*** EXERCISE DATA

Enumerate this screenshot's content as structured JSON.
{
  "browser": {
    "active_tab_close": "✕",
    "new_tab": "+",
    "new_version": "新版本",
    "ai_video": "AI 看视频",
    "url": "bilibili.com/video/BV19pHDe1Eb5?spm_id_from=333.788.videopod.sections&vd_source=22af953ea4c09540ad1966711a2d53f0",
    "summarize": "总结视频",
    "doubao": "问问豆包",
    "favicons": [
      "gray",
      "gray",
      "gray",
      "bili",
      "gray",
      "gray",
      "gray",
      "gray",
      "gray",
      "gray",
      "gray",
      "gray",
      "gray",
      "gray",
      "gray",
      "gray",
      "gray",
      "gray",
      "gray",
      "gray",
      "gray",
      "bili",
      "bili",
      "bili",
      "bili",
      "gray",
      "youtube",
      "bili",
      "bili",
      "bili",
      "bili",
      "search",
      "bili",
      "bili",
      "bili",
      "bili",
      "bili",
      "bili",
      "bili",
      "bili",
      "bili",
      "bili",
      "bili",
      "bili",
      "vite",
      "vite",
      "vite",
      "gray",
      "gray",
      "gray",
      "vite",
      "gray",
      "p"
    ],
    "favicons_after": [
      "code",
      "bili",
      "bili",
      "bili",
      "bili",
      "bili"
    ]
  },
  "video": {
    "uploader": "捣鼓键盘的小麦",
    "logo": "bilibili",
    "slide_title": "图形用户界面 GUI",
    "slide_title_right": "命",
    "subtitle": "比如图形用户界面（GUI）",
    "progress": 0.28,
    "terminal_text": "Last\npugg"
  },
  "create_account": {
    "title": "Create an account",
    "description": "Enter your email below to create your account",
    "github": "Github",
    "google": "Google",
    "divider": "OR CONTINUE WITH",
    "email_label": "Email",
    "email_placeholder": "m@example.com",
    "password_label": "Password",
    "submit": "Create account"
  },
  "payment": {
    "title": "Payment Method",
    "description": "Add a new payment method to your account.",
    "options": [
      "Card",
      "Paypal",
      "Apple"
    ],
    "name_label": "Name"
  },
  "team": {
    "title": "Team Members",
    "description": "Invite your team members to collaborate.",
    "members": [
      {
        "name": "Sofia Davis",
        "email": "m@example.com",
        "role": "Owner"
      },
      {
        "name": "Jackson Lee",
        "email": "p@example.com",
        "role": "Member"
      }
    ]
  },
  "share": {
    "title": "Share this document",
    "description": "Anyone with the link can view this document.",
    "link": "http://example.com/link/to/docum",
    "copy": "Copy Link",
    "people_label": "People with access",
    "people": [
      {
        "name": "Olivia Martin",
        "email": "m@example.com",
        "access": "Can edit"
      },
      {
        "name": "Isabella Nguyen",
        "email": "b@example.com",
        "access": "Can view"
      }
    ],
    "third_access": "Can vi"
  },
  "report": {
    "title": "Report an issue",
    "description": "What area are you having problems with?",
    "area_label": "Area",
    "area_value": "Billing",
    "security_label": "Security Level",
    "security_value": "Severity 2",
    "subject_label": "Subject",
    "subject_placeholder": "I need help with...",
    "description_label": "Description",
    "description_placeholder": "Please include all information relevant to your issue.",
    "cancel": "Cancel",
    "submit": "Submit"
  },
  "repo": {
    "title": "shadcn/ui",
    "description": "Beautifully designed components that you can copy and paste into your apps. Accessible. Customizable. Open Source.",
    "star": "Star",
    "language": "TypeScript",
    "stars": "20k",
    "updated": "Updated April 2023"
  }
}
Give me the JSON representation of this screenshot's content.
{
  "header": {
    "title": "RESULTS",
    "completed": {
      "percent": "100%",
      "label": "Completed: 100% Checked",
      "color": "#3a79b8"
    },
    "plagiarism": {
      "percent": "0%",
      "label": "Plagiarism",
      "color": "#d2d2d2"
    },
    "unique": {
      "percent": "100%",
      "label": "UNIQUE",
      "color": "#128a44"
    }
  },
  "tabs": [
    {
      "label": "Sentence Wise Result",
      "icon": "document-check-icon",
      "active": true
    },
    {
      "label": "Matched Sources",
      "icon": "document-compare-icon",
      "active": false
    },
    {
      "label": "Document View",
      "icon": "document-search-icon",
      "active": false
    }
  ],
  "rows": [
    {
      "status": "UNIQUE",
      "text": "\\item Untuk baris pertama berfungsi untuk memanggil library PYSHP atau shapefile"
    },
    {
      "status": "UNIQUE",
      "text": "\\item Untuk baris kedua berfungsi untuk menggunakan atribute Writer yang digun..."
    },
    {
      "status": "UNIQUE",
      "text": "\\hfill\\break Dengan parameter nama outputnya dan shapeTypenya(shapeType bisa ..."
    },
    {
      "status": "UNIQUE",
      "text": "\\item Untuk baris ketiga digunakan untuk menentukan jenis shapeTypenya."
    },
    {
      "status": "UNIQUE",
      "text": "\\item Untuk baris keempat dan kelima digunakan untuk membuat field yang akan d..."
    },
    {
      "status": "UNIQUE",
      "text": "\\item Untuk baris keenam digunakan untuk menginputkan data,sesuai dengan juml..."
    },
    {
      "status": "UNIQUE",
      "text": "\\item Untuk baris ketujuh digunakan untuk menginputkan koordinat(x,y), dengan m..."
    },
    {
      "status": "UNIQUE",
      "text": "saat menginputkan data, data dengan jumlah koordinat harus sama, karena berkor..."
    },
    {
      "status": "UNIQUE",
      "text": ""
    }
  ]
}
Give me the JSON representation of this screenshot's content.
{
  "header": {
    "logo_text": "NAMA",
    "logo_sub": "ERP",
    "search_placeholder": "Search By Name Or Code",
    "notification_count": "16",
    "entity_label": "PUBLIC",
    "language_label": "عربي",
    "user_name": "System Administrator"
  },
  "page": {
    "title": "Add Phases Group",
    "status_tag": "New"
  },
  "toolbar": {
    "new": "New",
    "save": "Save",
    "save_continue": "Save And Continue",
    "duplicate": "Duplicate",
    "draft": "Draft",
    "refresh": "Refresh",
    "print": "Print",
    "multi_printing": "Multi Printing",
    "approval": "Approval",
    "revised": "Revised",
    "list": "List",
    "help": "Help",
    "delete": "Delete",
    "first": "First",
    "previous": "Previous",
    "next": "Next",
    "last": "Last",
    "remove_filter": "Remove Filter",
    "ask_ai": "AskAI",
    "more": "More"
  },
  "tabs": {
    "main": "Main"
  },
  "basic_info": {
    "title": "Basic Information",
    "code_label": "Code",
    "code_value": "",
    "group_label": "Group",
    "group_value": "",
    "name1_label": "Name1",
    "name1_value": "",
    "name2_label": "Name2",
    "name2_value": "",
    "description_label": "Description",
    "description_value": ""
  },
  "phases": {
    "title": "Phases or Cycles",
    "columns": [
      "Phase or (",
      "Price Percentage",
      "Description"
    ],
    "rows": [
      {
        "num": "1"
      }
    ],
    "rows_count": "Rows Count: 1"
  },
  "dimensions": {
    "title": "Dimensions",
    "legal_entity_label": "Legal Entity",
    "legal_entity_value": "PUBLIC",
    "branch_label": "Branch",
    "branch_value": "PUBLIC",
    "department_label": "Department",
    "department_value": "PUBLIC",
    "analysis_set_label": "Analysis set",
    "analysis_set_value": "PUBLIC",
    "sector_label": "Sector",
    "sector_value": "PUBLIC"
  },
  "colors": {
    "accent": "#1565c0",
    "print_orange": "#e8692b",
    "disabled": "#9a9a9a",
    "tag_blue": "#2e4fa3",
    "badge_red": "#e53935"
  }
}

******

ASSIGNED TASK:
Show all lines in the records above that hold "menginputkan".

TASK ANSWER:
      "text": "\\item Untuk baris keenam digunakan untuk menginputkan data,sesuai dengan juml..."
      "text": "\\item Untuk baris ketujuh digunakan untuk menginputkan koordinat(x,y), dengan m..."
      "text": "saat menginputkan data, data dengan jumlah koordinat harus sama, karena berkor..."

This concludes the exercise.